◆ **Exercise aim**: All that is needed is the number of lines in the records that contain the word "into", stated without anything else.

BEGIN Dataset records

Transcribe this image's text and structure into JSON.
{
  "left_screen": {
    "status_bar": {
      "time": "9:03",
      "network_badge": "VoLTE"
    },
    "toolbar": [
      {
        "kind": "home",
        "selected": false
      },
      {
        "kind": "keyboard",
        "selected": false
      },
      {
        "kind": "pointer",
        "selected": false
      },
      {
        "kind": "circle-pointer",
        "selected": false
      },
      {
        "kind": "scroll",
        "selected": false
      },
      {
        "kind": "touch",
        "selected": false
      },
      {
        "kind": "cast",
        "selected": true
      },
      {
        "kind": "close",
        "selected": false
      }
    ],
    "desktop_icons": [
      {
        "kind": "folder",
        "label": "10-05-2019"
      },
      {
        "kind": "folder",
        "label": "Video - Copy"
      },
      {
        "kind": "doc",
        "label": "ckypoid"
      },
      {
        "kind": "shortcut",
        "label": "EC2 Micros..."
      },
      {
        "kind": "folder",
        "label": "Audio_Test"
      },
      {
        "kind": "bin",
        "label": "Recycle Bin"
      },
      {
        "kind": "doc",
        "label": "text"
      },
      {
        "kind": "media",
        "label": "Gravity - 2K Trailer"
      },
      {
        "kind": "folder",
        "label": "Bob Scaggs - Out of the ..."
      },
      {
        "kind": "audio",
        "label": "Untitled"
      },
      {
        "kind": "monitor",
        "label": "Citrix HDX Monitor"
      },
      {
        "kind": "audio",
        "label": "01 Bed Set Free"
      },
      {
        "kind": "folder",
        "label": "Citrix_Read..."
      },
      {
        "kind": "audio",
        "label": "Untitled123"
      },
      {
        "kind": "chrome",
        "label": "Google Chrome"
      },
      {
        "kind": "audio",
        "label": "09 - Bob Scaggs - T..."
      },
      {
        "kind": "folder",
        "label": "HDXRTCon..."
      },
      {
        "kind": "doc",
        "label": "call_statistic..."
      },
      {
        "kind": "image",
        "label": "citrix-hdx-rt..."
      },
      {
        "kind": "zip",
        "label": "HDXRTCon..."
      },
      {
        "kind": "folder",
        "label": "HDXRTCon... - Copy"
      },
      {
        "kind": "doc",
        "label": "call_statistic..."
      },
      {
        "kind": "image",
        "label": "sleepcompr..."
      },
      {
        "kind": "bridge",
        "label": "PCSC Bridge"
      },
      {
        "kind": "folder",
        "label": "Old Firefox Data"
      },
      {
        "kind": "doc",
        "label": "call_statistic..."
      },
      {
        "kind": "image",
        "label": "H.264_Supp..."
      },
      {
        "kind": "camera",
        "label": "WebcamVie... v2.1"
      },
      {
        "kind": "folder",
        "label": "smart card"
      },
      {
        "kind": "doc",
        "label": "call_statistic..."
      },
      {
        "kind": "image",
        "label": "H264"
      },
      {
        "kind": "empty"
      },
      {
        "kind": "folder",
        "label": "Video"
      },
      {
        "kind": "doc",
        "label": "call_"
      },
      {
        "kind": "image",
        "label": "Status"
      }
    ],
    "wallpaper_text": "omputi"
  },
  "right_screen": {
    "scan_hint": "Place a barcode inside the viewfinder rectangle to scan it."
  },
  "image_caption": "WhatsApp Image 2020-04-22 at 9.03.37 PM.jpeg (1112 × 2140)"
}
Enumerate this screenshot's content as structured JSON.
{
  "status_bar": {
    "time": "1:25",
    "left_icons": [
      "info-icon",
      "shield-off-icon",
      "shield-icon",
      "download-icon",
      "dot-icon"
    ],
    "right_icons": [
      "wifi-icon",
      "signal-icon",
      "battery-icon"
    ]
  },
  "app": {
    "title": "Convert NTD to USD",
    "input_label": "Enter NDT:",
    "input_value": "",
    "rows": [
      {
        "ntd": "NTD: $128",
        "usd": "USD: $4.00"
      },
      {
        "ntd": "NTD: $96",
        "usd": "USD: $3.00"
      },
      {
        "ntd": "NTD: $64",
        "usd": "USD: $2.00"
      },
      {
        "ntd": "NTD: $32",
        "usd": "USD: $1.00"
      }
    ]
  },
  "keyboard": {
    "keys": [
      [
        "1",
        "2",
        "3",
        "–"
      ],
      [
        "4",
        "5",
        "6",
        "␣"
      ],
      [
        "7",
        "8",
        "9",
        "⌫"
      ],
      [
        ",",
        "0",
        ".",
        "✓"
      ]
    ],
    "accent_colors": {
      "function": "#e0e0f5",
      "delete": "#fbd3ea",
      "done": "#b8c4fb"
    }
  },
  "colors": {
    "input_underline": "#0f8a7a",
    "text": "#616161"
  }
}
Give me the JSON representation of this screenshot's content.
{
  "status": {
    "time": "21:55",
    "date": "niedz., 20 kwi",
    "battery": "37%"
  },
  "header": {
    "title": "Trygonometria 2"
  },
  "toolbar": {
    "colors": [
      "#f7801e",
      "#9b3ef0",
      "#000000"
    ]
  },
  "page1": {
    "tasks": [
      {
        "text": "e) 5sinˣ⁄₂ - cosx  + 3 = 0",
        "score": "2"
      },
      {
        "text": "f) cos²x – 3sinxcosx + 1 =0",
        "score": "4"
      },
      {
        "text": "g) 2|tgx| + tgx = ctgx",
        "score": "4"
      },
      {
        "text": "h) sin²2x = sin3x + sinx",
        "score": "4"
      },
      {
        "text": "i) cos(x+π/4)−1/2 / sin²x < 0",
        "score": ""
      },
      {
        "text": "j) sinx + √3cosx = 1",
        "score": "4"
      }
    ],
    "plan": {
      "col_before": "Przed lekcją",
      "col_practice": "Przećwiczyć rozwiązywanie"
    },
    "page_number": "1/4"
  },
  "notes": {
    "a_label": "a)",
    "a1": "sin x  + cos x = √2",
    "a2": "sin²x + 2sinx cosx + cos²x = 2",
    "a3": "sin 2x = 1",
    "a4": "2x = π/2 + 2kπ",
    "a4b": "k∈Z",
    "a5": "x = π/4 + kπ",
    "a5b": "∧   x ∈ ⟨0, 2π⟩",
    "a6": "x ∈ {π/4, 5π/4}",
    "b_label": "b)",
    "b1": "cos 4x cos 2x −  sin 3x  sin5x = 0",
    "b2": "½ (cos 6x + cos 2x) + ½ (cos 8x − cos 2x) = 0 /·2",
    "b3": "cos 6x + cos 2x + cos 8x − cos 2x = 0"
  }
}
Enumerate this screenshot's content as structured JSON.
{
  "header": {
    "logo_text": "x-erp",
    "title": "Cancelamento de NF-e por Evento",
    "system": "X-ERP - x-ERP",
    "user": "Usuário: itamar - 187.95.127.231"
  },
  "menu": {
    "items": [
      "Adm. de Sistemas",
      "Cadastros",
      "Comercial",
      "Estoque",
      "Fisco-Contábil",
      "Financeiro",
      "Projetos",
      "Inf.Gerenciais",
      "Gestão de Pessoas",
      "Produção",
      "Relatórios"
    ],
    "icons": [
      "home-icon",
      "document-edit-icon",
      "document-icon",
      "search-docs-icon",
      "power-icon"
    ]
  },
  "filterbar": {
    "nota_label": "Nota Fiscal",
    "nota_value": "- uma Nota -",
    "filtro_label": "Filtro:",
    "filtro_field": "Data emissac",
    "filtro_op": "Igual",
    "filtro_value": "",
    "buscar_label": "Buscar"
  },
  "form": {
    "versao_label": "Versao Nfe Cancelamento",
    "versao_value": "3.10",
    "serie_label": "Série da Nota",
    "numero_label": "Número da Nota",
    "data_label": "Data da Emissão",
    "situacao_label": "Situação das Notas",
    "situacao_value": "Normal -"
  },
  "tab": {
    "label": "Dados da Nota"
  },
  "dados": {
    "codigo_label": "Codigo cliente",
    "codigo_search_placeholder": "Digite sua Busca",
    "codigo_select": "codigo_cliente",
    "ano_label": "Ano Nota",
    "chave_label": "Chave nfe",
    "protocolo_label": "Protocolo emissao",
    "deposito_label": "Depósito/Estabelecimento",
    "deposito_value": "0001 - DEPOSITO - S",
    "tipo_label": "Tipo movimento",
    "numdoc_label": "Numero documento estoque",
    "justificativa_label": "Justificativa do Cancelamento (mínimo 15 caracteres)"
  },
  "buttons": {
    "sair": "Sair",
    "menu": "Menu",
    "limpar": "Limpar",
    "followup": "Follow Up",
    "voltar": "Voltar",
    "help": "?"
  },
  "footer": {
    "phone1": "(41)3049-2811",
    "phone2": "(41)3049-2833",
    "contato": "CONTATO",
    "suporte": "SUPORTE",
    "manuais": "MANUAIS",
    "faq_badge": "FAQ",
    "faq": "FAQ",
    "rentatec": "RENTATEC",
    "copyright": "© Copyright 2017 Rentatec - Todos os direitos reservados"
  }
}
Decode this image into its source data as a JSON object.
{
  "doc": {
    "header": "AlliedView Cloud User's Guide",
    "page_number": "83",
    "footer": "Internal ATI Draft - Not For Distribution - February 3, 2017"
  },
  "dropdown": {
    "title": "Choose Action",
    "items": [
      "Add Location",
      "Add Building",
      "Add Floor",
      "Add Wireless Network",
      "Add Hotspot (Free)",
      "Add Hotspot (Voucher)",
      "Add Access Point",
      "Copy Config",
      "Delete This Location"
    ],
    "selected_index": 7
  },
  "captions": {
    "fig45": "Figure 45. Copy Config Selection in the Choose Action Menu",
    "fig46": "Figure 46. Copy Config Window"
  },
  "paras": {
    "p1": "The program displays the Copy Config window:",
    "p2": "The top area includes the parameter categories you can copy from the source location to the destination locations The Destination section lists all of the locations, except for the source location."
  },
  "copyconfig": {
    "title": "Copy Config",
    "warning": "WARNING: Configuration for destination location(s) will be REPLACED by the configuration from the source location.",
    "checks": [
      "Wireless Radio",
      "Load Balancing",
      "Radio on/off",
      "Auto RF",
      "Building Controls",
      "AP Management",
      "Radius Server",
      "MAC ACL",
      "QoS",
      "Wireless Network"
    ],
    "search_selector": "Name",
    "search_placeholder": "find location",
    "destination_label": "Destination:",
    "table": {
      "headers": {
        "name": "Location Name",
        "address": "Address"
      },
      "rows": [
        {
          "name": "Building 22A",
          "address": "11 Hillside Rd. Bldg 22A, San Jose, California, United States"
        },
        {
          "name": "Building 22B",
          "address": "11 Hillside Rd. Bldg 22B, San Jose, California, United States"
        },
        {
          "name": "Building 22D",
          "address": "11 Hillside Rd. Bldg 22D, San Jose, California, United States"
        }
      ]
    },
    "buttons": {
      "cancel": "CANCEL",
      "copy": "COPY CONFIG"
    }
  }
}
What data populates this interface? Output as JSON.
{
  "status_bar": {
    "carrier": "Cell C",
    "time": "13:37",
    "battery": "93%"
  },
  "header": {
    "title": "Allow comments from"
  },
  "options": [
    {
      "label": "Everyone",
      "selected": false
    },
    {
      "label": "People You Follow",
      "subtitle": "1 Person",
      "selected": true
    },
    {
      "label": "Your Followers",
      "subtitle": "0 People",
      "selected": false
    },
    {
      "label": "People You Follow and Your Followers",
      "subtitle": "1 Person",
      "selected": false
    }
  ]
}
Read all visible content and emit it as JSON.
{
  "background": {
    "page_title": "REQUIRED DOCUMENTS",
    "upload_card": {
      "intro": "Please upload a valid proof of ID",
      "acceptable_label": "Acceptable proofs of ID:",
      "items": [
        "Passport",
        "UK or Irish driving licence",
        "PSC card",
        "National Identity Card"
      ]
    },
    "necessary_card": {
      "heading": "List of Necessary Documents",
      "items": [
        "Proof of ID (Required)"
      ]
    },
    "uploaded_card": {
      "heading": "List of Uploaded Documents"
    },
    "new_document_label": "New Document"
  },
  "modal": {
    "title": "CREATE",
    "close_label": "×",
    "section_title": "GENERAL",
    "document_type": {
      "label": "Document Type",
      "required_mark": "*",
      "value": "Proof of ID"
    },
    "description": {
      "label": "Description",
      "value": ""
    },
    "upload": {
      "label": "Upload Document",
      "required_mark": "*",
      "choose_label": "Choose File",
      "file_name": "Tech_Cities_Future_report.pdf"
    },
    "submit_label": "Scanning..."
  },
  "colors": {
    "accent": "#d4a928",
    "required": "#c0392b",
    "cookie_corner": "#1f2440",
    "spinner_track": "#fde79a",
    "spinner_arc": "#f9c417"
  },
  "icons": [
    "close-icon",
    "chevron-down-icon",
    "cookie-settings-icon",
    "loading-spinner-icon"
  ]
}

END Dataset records

◆ **Written solution**: 2